━━ Records for this exercise ━━
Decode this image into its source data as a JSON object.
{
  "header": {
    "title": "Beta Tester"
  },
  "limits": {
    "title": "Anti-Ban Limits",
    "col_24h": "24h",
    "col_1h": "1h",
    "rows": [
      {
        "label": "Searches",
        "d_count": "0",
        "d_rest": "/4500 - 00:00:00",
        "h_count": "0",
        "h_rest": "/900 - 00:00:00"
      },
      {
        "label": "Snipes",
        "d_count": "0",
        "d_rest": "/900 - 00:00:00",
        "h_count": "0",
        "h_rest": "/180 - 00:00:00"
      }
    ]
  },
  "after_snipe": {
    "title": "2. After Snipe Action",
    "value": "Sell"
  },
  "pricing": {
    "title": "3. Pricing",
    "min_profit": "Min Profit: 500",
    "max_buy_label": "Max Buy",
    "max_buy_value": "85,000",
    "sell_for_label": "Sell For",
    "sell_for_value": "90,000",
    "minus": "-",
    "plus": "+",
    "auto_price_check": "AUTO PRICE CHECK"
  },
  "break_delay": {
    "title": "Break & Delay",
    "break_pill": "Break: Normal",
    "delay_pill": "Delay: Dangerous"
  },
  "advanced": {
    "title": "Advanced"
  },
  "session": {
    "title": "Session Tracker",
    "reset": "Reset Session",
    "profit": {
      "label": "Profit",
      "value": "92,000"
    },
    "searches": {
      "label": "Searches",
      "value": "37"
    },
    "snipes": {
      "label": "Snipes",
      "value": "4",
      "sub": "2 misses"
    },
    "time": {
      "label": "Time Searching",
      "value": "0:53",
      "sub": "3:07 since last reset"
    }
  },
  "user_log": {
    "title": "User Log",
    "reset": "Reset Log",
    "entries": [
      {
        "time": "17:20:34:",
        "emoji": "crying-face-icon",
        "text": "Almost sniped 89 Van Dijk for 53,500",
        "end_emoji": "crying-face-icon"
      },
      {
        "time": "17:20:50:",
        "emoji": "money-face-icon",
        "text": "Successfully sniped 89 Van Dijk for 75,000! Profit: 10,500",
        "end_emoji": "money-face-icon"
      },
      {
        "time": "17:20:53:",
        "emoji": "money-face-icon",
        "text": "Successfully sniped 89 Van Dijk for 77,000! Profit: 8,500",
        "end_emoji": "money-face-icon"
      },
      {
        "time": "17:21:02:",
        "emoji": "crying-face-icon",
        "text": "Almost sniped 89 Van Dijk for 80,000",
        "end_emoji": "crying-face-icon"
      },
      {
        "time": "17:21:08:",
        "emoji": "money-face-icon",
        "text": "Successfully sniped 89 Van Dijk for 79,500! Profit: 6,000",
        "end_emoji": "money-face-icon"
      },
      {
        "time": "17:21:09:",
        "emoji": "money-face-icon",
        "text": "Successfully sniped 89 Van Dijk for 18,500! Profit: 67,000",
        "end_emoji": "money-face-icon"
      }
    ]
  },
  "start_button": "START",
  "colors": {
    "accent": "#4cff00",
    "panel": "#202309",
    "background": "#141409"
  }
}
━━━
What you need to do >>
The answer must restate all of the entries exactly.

Solution for this task >>
Decode this image into its source data as a JSON object.
{
  "header": {
    "title": "Beta Tester"
  },
  "limits": {
    "title": "Anti-Ban Limits",
    "col_24h": "24h",
    "col_1h": "1h",
    "rows": [
      {
        "label": "Searches",
        "d_count": "0",
        "d_rest": "/4500 - 00:00:00",
        "h_count": "0",
        "h_rest": "/900 - 00:00:00"
      },
      {
        "label": "Snipes",
        "d_count": "0",
        "d_rest": "/900 - 00:00:00",
        "h_count": "0",
        "h_rest": "/180 - 00:00:00"
      }
    ]
  },
  "after_snipe": {
    "title": "2. After Snipe Action",
    "value": "Sell"
  },
  "pricing": {
    "title": "3. Pricing",
    "min_profit": "Min Profit: 500",
    "max_buy_label": "Max Buy",
    "max_buy_value": "85,000",
    "sell_for_label": "Sell For",
    "sell_for_value": "90,000",
    "minus": "-",
    "plus": "+",
    "auto_price_check": "AUTO PRICE CHECK"
  },
  "break_delay": {
    "title": "Break & Delay",
    "break_pill": "Break: Normal",
    "delay_pill": "Delay: Dangerous"
  },
  "advanced": {
    "title": "Advanced"
  },
  "session": {
    "title": "Session Tracker",
    "reset": "Reset Session",
    "profit": {
      "label": "Profit",
      "value": "92,000"
    },
    "searches": {
      "label": "Searches",
      "value": "37"
    },
    "snipes": {
      "label": "Snipes",
      "value": "4",
      "sub": "2 misses"
    },
    "time": {
      "label": "Time Searching",
      "value": "0:53",
      "sub": "3:07 since last reset"
    }
  },
  "user_log": {
    "title": "User Log",
    "reset": "Reset Log",
    "entries": [
      {
        "time": "17:20:34:",
        "emoji": "crying-face-icon",
        "text": "Almost sniped 89 Van Dijk for 53,500",
        "end_emoji": "crying-face-icon"
      },
      {
        "time": "17:20:50:",
        "emoji": "money-face-icon",
        "text": "Successfully sniped 89 Van Dijk for 75,000! Profit: 10,500",
        "end_emoji": "money-face-icon"
      },
      {
        "time": "17:20:53:",
        "emoji": "money-face-icon",
        "text": "Successfully sniped 89 Van Dijk for 77,000! Profit: 8,500",
        "end_emoji": "money-face-icon"
      },
      {
        "time": "17:21:02:",
        "emoji": "crying-face-icon",
        "text": "Almost sniped 89 Van Dijk for 80,000",
        "end_emoji": "crying-face-icon"
      },
      {
        "time": "17:21:08:",
        "emoji": "money-face-icon",
        "text": "Successfully sniped 89 Van Dijk for 79,500! Profit: 6,000",
        "end_emoji": "money-face-icon"
      },
      {
        "time": "17:21:09:",
        "emoji": "money-face-icon",
        "text": "Successfully sniped 89 Van Dijk for 18,500! Profit: 67,000",
        "end_emoji": "money-face-icon"
      }
    ]
  },
  "start_button": "START",
  "colors": {
    "accent": "#4cff00",
    "panel": "#202309",
    "background": "#141409"
  }
}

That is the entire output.